Pictures stay out; print the rest of the listing below exactly as it stands.
++++ Data to use
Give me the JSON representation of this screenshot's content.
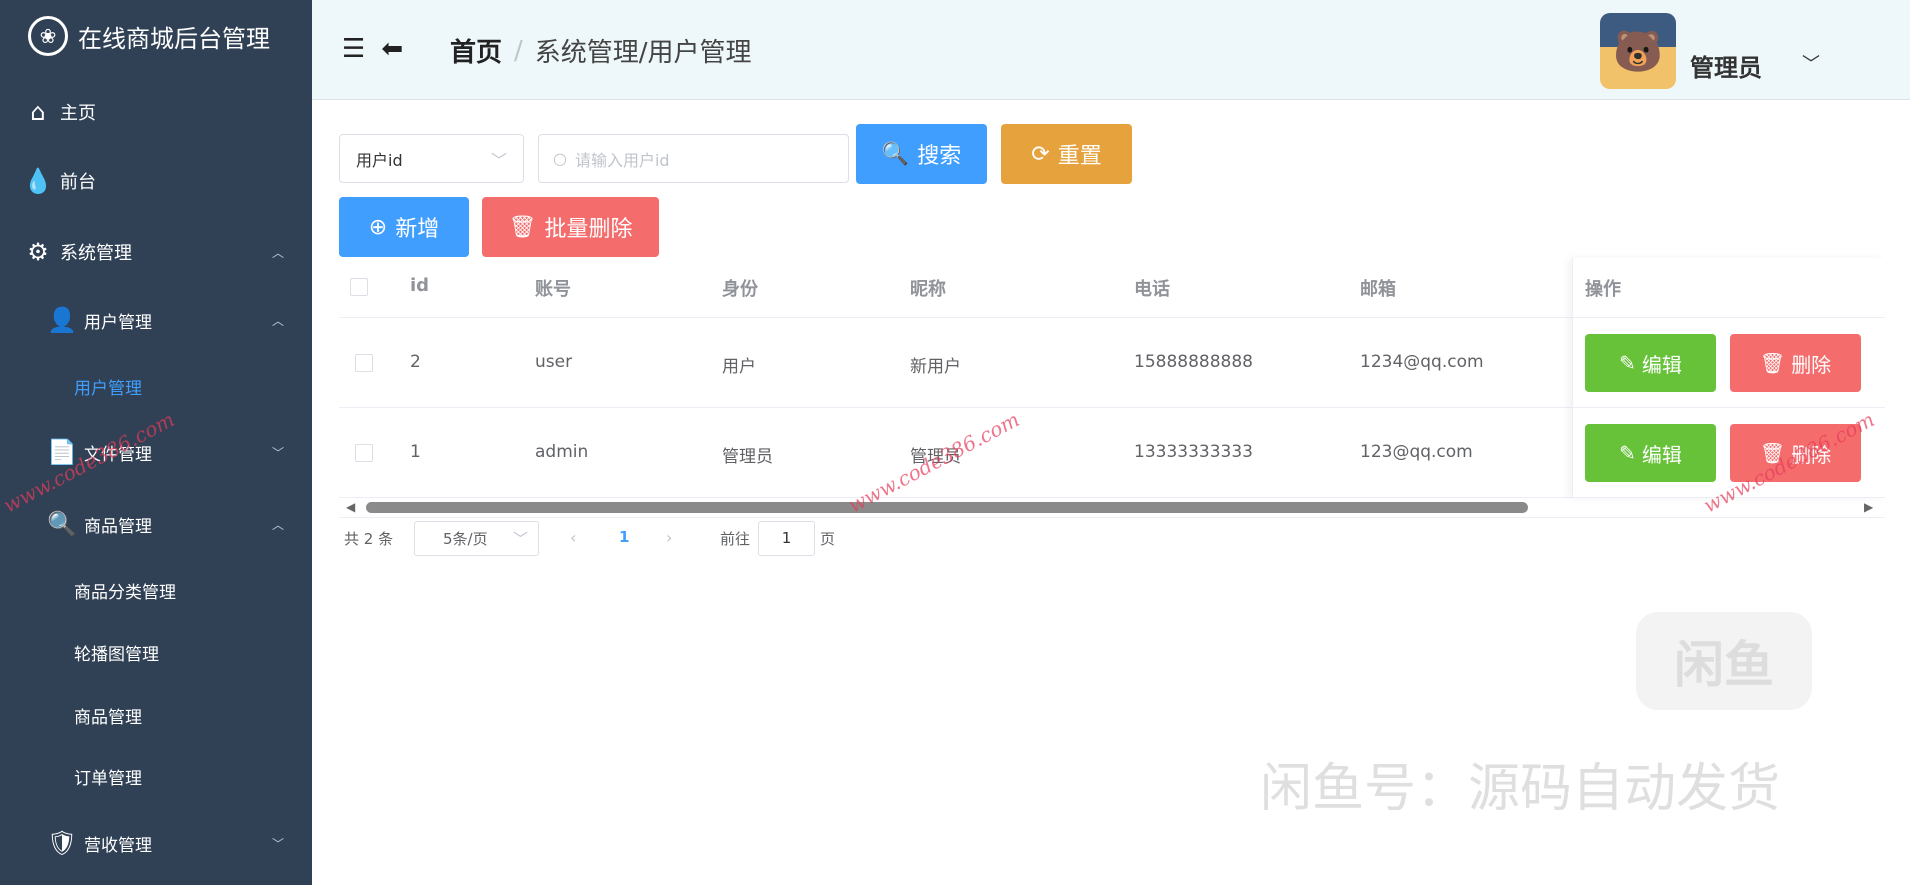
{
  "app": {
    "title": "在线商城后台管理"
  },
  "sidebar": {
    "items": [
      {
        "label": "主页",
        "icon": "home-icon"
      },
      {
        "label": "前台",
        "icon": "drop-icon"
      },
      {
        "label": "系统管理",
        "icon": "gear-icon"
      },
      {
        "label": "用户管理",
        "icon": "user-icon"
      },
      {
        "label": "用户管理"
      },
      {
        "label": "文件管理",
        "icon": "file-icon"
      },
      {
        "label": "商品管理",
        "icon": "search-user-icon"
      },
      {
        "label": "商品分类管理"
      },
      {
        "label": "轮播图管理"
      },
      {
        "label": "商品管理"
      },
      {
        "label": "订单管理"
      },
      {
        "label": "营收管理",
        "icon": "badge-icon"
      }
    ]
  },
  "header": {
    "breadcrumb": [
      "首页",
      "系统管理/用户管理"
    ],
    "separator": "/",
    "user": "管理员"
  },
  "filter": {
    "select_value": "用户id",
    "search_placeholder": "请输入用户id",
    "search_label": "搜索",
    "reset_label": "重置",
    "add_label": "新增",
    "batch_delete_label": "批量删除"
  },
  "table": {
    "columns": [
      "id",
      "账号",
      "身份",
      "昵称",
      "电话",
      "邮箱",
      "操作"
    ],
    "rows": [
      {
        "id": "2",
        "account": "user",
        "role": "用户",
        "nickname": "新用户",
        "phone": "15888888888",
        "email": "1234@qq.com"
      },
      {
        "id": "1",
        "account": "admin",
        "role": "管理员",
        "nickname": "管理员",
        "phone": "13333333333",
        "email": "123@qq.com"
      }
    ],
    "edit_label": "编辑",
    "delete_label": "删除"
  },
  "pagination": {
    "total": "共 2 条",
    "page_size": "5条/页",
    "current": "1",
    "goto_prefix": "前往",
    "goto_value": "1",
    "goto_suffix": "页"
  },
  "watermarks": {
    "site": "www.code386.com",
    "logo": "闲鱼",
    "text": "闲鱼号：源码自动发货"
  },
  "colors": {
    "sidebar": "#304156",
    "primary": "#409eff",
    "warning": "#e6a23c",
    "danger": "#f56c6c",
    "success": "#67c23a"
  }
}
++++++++
■ **The completed task**:
Give me the JSON representation of this screenshot's content.
{
  "app": {
    "title": "在线商城后台管理"
  },
  "sidebar": {
    "items": [
      {
        "label": "主页",
        "icon": "home-icon"
      },
      {
        "label": "前台",
        "icon": "drop-icon"
      },
      {
        "label": "系统管理",
        "icon": "gear-icon"
      },
      {
        "label": "用户管理",
        "icon": "user-icon"
      },
      {
        "label": "用户管理"
      },
      {
        "label": "文件管理",
        "icon": "file-icon"
      },
      {
        "label": "商品管理",
        "icon": "search-user-icon"
      },
      {
        "label": "商品分类管理"
      },
      {
        "label": "轮播图管理"
      },
      {
        "label": "商品管理"
      },
      {
        "label": "订单管理"
      },
      {
        "label": "营收管理",
        "icon": "badge-icon"
      }
    ]
  },
  "header": {
    "breadcrumb": [
      "首页",
      "系统管理/用户管理"
    ],
    "separator": "/",
    "user": "管理员"
  },
  "filter": {
    "select_value": "用户id",
    "search_placeholder": "请输入用户id",
    "search_label": "搜索",
    "reset_label": "重置",
    "add_label": "新增",
    "batch_delete_label": "批量删除"
  },
  "table": {
    "columns": [
      "id",
      "账号",
      "身份",
      "昵称",
      "电话",
      "邮箱",
      "操作"
    ],
    "rows": [
      {
        "id": "2",
        "account": "user",
        "role": "用户",
        "nickname": "新用户",
        "phone": "15888888888",
        "email": "1234@qq.com"
      },
      {
        "id": "1",
        "account": "admin",
        "role": "管理员",
        "nickname": "管理员",
        "phone": "13333333333",
        "email": "123@qq.com"
      }
    ],
    "edit_label": "编辑",
    "delete_label": "删除"
  },
  "pagination": {
    "total": "共 2 条",
    "page_size": "5条/页",
    "current": "1",
    "goto_prefix": "前往",
    "goto_value": "1",
    "goto_suffix": "页"
  },
  "watermarks": {
    "site": "www.code386.com",
    "logo": "闲鱼",
    "text": "闲鱼号：源码自动发货"
  },
  "colors": {
    "sidebar": "#304156",
    "primary": "#409eff",
    "warning": "#e6a23c",
    "danger": "#f56c6c",
    "success": "#67c23a"
  }
}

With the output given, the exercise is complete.